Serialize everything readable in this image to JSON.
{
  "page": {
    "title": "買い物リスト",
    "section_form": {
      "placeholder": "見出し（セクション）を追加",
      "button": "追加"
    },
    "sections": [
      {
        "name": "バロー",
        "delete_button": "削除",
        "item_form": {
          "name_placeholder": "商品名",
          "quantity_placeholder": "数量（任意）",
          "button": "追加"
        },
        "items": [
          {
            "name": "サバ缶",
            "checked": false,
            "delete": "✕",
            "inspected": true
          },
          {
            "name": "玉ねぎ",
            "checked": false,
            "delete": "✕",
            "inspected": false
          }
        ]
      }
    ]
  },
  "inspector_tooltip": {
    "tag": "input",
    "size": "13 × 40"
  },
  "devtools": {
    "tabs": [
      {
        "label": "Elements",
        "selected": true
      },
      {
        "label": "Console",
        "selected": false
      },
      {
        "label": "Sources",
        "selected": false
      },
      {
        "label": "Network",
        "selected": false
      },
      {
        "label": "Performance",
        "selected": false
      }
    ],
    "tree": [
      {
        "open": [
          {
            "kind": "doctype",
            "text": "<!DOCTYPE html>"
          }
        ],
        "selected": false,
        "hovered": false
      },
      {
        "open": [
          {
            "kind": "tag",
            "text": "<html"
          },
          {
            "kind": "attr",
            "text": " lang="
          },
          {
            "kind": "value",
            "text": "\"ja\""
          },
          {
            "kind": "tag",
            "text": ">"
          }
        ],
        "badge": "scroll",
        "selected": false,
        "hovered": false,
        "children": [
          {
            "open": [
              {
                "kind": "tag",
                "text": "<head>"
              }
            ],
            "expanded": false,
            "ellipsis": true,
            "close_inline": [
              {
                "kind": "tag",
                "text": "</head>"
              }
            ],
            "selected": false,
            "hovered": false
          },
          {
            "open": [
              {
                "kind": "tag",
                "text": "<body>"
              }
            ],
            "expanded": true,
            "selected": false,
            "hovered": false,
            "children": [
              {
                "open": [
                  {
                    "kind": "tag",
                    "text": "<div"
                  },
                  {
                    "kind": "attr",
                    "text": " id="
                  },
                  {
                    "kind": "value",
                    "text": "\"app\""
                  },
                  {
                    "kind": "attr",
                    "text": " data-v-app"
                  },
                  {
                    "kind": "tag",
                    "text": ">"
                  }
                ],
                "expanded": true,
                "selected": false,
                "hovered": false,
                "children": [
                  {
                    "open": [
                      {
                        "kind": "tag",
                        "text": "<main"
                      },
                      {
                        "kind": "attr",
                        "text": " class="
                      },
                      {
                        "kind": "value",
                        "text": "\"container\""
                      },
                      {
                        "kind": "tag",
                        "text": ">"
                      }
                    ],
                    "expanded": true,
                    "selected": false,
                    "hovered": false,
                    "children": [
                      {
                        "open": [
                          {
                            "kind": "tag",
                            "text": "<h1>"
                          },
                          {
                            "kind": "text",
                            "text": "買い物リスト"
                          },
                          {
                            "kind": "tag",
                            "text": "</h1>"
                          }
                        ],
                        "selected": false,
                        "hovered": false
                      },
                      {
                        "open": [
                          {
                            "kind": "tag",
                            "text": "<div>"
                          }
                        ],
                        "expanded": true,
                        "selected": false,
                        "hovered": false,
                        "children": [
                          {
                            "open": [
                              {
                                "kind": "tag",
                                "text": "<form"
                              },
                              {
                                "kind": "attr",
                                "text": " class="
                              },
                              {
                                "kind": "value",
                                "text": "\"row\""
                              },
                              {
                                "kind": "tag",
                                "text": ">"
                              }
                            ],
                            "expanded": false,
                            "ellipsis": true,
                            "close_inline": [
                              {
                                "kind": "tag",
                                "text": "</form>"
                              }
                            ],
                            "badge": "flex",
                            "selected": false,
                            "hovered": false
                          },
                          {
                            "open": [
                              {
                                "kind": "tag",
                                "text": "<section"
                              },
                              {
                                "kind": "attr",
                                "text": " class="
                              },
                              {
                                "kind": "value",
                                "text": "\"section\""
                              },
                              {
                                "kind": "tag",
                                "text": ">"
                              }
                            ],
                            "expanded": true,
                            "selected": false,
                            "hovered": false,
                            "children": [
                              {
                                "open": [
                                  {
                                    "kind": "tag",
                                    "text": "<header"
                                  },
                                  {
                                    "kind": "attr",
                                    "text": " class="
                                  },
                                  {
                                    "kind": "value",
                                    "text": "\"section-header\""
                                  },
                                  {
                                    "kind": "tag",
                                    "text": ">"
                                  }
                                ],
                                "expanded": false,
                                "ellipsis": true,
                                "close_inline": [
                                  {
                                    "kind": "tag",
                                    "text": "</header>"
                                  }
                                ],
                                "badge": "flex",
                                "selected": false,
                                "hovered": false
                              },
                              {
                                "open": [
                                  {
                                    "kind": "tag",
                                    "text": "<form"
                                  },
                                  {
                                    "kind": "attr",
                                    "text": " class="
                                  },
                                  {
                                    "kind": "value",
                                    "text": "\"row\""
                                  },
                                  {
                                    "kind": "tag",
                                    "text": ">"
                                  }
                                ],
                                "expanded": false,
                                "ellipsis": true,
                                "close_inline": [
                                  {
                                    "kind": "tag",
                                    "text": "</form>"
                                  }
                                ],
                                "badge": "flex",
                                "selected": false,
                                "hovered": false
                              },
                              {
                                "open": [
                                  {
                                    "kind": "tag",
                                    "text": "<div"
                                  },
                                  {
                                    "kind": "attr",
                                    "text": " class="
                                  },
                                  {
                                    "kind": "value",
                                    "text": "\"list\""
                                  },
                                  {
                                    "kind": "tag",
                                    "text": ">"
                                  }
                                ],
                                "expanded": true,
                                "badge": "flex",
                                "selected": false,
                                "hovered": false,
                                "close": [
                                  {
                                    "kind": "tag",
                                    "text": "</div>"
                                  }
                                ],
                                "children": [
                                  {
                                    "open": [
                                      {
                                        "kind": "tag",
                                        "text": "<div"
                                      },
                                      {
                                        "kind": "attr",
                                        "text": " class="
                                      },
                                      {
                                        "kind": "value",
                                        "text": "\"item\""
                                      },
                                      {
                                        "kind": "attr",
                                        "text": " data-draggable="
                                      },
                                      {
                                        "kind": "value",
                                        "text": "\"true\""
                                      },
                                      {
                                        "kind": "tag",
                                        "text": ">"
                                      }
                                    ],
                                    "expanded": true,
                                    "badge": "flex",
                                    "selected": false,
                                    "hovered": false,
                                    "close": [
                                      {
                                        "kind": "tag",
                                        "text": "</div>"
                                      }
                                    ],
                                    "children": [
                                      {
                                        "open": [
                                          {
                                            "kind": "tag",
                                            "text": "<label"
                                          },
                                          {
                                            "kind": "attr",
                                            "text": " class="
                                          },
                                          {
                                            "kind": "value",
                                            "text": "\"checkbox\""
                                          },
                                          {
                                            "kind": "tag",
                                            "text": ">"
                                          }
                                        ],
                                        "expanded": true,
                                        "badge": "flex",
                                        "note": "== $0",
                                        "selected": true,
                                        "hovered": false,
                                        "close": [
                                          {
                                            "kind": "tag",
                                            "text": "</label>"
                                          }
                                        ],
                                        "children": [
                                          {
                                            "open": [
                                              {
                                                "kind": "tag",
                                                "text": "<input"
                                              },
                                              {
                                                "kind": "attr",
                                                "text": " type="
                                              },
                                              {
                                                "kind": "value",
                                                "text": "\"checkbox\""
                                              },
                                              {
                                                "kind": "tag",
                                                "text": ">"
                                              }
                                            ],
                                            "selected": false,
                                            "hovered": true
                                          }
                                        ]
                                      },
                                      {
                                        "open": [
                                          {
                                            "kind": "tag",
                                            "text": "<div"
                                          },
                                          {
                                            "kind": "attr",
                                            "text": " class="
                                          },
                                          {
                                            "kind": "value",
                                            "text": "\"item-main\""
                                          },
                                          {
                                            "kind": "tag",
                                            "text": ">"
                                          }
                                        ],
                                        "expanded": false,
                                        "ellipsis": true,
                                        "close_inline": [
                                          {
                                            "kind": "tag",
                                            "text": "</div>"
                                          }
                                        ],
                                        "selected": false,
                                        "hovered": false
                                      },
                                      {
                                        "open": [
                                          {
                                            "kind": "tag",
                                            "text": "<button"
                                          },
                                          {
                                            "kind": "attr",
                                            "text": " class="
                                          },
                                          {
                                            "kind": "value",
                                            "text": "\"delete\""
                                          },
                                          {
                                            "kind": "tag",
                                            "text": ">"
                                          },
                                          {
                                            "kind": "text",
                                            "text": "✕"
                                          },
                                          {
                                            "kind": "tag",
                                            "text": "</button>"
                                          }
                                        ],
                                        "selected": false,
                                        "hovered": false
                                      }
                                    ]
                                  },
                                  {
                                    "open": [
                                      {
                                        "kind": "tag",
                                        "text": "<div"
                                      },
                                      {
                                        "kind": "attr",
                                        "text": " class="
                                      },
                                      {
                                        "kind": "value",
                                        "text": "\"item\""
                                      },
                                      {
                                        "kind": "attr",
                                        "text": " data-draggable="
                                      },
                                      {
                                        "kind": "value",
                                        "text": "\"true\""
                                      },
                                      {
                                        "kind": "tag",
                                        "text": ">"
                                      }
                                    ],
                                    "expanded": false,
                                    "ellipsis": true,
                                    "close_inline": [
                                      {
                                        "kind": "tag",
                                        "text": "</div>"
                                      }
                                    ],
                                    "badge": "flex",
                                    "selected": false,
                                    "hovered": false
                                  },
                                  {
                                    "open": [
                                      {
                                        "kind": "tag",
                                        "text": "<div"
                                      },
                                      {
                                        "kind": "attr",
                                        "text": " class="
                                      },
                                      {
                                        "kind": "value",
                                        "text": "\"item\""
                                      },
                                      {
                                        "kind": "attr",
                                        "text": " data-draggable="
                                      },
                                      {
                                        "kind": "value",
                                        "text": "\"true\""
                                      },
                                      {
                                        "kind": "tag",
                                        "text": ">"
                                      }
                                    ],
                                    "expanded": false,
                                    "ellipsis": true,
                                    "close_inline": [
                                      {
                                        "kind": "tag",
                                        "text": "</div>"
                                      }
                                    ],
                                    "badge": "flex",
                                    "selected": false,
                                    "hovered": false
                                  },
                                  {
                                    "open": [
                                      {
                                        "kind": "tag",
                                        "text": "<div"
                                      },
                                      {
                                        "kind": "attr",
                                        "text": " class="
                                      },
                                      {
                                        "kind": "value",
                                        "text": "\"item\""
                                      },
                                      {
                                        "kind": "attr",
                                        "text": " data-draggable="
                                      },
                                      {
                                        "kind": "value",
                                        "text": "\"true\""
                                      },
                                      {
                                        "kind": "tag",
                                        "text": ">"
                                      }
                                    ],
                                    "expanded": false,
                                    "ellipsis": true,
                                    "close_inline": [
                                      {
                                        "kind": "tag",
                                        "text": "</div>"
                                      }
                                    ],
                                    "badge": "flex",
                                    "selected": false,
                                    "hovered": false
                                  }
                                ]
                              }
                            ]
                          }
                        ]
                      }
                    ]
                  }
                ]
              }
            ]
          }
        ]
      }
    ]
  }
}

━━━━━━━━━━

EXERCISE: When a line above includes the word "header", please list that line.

ANSWER SECTION:
                                    "text": "<header"
                                    "text": "\"section-header\""
                                    "text": "</header>"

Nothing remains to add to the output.